Born three months early, Vincea was not expected to survive. After she made it through the first nights, doctors predicted she wouldn’t walk normally and that she’d be developmentally delayed.
Now a freshman and A-student at Antioch Christian Academy in Lumberton, North Carolina, Vincea, who is Lumbee, often does 1,000 jumping jacks every day. A martial artist since age 11, she is currently a red belt and holds the title of southeast regional champion in form, weapons, sparring and grappling. The region covers parts of North Carolina, South Carolina and Virginia.
“From a child, she was a fighter,” said Vincea’s mother, Mary Thomas Locklear. “I saw her in the neonatal unit fighting for her life. As she grew, all the things the doctors said never came true. By the grace of God and martial arts, she grew as a person physically and spiritually.”
Although Vincea was born to a former college football player and a former bodybuilder, even her parents were surprised when she showed a natural aptitude for martial arts. Her mother took her to a dojo in Lumberton, but never expected Vincea to excel so quickly.

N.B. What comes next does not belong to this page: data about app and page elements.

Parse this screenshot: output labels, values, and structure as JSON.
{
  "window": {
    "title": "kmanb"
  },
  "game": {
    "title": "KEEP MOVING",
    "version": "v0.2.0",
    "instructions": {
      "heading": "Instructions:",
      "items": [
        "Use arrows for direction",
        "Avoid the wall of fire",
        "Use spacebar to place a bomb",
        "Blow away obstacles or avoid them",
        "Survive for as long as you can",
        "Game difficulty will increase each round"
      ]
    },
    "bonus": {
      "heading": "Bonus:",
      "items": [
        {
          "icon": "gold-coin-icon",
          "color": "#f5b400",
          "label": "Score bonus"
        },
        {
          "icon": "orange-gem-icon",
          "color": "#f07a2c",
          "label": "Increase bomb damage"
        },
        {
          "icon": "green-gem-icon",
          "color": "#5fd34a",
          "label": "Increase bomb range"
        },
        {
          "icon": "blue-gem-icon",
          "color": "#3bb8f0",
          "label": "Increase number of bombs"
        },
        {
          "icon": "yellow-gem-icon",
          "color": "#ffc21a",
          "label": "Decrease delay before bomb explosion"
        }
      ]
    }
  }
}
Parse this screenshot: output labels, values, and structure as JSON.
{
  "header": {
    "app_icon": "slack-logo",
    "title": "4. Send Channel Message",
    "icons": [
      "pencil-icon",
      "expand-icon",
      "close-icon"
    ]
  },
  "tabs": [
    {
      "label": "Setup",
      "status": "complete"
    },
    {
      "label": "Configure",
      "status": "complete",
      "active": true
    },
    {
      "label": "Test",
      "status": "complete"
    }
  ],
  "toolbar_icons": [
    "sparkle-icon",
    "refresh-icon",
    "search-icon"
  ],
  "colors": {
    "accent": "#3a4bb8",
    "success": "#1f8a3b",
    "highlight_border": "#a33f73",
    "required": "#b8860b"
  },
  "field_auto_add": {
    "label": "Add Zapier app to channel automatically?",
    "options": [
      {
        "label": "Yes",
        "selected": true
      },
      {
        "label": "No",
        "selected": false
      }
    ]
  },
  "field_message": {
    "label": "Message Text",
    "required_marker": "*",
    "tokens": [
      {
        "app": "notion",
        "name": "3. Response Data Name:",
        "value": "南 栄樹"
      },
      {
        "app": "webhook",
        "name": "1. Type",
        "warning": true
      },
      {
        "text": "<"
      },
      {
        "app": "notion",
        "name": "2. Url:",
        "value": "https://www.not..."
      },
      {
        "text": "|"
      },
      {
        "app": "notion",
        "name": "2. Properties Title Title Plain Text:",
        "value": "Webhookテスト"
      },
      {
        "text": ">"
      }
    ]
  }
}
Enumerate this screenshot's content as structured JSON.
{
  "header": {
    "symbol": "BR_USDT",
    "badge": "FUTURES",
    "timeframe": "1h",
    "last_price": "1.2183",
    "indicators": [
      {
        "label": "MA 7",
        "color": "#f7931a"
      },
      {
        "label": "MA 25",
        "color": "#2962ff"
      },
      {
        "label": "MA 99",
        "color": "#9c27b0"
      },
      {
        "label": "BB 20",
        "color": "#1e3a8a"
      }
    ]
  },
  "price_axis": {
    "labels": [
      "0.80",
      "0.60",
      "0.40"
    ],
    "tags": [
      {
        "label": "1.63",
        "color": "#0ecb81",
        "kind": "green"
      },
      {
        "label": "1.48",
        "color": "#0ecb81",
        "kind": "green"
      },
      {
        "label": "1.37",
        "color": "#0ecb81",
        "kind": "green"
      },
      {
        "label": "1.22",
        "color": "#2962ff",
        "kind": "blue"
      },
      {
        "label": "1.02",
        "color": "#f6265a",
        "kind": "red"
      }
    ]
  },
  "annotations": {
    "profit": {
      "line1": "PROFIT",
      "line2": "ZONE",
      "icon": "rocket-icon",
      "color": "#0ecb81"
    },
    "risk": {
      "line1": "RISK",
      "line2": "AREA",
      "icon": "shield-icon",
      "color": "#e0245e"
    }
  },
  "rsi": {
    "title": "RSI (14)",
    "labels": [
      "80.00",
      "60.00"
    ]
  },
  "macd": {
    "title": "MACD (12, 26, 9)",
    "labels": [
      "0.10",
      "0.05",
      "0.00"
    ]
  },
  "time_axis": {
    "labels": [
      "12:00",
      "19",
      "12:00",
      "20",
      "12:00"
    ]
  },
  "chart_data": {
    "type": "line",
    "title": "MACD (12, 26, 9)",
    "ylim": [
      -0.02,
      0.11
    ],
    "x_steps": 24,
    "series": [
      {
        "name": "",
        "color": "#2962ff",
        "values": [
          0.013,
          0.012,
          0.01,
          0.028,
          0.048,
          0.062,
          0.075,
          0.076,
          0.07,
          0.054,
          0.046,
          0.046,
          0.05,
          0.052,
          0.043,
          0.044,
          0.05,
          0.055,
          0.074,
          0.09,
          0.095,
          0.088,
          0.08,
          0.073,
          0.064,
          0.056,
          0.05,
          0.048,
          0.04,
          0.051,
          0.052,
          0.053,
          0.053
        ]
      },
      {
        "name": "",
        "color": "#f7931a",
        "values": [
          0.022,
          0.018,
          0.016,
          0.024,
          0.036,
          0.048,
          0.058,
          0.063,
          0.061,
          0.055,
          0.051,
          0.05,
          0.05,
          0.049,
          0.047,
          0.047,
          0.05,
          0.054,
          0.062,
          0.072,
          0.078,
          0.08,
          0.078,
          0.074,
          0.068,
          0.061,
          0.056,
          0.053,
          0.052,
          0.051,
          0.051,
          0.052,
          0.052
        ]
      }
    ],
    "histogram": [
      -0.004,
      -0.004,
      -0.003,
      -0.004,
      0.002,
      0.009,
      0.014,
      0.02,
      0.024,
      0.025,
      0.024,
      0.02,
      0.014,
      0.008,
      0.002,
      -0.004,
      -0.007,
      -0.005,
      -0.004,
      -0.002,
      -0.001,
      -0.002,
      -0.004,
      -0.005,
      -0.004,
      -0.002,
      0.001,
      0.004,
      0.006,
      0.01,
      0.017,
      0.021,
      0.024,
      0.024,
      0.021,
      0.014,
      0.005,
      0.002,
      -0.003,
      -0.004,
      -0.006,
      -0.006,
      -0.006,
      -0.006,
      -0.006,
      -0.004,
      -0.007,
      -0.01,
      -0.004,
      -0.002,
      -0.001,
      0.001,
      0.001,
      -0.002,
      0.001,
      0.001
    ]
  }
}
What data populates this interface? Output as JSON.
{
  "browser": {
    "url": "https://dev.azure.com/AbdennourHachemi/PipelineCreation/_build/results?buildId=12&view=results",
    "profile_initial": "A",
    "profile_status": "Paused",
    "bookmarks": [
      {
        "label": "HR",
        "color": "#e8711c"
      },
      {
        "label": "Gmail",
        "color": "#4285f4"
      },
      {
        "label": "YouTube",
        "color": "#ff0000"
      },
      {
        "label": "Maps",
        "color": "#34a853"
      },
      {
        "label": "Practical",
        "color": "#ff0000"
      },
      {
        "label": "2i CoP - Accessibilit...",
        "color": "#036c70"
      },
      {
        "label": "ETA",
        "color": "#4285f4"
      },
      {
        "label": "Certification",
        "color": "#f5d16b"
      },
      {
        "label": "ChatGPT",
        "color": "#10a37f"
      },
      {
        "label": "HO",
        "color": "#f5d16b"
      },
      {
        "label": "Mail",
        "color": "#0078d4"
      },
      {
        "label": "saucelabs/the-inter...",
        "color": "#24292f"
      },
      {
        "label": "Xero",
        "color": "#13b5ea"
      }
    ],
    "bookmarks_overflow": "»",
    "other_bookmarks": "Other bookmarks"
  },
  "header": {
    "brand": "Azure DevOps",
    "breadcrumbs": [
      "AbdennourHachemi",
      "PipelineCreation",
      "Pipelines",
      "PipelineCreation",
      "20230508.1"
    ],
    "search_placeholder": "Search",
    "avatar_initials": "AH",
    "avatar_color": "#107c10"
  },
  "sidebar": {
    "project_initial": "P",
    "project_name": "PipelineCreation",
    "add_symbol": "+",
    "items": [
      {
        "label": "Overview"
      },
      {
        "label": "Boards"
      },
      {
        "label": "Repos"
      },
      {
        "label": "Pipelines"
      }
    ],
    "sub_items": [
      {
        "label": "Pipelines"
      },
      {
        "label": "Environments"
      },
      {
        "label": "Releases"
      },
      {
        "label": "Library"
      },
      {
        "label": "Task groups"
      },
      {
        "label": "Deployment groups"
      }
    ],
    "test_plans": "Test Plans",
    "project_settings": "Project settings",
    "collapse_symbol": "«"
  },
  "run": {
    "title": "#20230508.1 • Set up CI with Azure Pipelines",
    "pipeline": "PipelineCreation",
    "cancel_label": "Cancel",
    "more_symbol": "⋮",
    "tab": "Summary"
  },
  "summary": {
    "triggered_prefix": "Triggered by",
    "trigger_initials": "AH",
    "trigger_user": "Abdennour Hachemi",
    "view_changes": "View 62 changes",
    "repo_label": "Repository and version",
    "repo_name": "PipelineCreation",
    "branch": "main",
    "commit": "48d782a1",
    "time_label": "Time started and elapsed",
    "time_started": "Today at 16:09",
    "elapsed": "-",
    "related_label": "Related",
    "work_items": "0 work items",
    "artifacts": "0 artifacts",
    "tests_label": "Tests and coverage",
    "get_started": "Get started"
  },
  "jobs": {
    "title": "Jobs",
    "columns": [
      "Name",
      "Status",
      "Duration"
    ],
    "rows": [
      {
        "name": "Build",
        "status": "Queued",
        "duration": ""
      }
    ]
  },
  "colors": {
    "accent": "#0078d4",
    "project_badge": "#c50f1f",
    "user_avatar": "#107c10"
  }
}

“I thought this was something she could grow in and do well in,” Mary Locklear said. “When she was born, she was very critical, not breathing on her own. She almost died several times. Now she’s my hero.”
At five feet, seven inches tall and 130 pounds, Vincea also surprises many of her opponents on the mat. In events like grappling, which is much like wrestling, Vincea often faces off against boys—even two or three years older than she is.
“My master at the dojo believes it depends on how good your technique is and your skill level,” Vincea said. “He believes it doesn’t matter whether you’re fighting a boy or a girl.”
Despite the differences in age and gender, Vincea wins first place most of the time, beating 17- or 18-year-old boys by putting them in choke holds.
“That’s really unusual for a girl,” Mary Locklear said. “It doesn’t matter if it’s a female or male in front of her. She always wins.”
Vincea said she is inspired by the likes of Bruce Lee and George St. Pierre, a renowned UFC fighter. She thinks of them when the training gets tough—and it often does. Vincea spends about 20 hours a week at the dojo, and her master and other students push her to do better.
It’s not unusual for the young athletes to do 1,000 jumping jacks during a workout, said Master Timothy Bryant, who coaches Vincea at Dojo Knights. They also do as many as 600 sit-ups and 600 crunches, he said.
“One person will push the rest of the class,” he said. “When you get a certain pace going, you can do that many.”
Bryant said Vincea is especially focused and dedicated to martial arts.
“If the doors of the dojo are open, she’s there,” he said of Vincea. “She’s a special type of martial artist you don’t run across every day.”
When she’s not doing jumping jacks, training or competing, Vincea is busy writing poetry, studying history or volunteering with her church. She has aspirations of being a history teacher, but she also wants to achieve her black belt and teach martial arts.
The physical demands and Vincea’s growing strength are enough to inspire—or scare—her father, James Locklear.
“I tried doing the workouts, but I couldn’t handle them,” James Locklear said. “The physical demands are astronomical. They’re unreal.”
Calling his daughter the “spiritual glue” that holds the family together, James said watching her fight—given her illnesses at birth—is a miracle in itself. It’s also intimidating to watch her put submission holds on boys who are older and heavier than she is, he said.
“I came home late one day this summer and when I opened the door, there was a foot in my face,” he said. “It used to be she greeted me with hugs. Now it’s side-kicks, reverse punches, jabs to the rib cage.”